• What you are asked to do: Omitting the pictures, output all of the records precisely as written.

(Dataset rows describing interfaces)
┄┄┄┄┄┄
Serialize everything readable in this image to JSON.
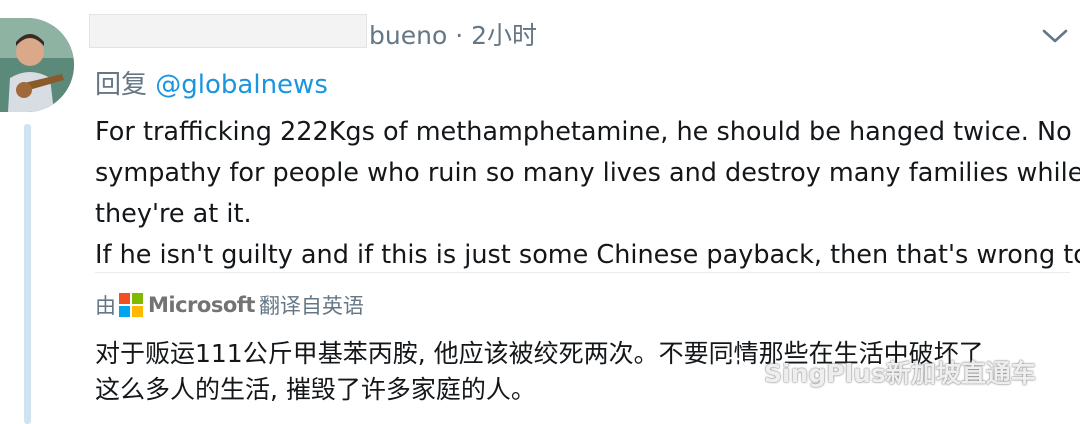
{
  "tweet": {
    "handle": "bueno",
    "separator": "·",
    "time": "2小时",
    "reply_label": "回复",
    "reply_mention": "@globalnews",
    "text_lines": [
      "For trafficking 222Kgs of methamphetamine, he should be hanged twice. No",
      "sympathy for people who ruin so many lives and destroy many families while",
      "they're at it.",
      "If he isn't guilty and if this is just some Chinese payback, then that's wrong too."
    ],
    "menu_icon": "chevron-down-icon",
    "avatar": "user-avatar-photo"
  },
  "translation": {
    "prefix": "由",
    "provider": "Microsoft",
    "suffix": "翻译自英语",
    "logo_colors": [
      "#f25022",
      "#7fba00",
      "#00a4ef",
      "#ffb900"
    ],
    "lines": [
      "对于贩运111公斤甲基苯丙胺, 他应该被绞死两次。不要同情那些在生活中破坏了",
      "这么多人的生活, 摧毁了许多家庭的人。"
    ]
  },
  "watermark": {
    "text": "SingPlus新加坡直通车",
    "icon": "wechat-icon"
  },
  "colors": {
    "secondary_text": "#657786",
    "link": "#1b95e0",
    "thread_line": "#cfe3f1"
  }
}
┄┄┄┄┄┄
• Final answer:
Serialize everything readable in this image to JSON.
{
  "tweet": {
    "handle": "bueno",
    "separator": "·",
    "time": "2小时",
    "reply_label": "回复",
    "reply_mention": "@globalnews",
    "text_lines": [
      "For trafficking 222Kgs of methamphetamine, he should be hanged twice. No",
      "sympathy for people who ruin so many lives and destroy many families while",
      "they're at it.",
      "If he isn't guilty and if this is just some Chinese payback, then that's wrong too."
    ],
    "menu_icon": "chevron-down-icon",
    "avatar": "user-avatar-photo"
  },
  "translation": {
    "prefix": "由",
    "provider": "Microsoft",
    "suffix": "翻译自英语",
    "logo_colors": [
      "#f25022",
      "#7fba00",
      "#00a4ef",
      "#ffb900"
    ],
    "lines": [
      "对于贩运111公斤甲基苯丙胺, 他应该被绞死两次。不要同情那些在生活中破坏了",
      "这么多人的生活, 摧毁了许多家庭的人。"
    ]
  },
  "watermark": {
    "text": "SingPlus新加坡直通车",
    "icon": "wechat-icon"
  },
  "colors": {
    "secondary_text": "#657786",
    "link": "#1b95e0",
    "thread_line": "#cfe3f1"
  }
}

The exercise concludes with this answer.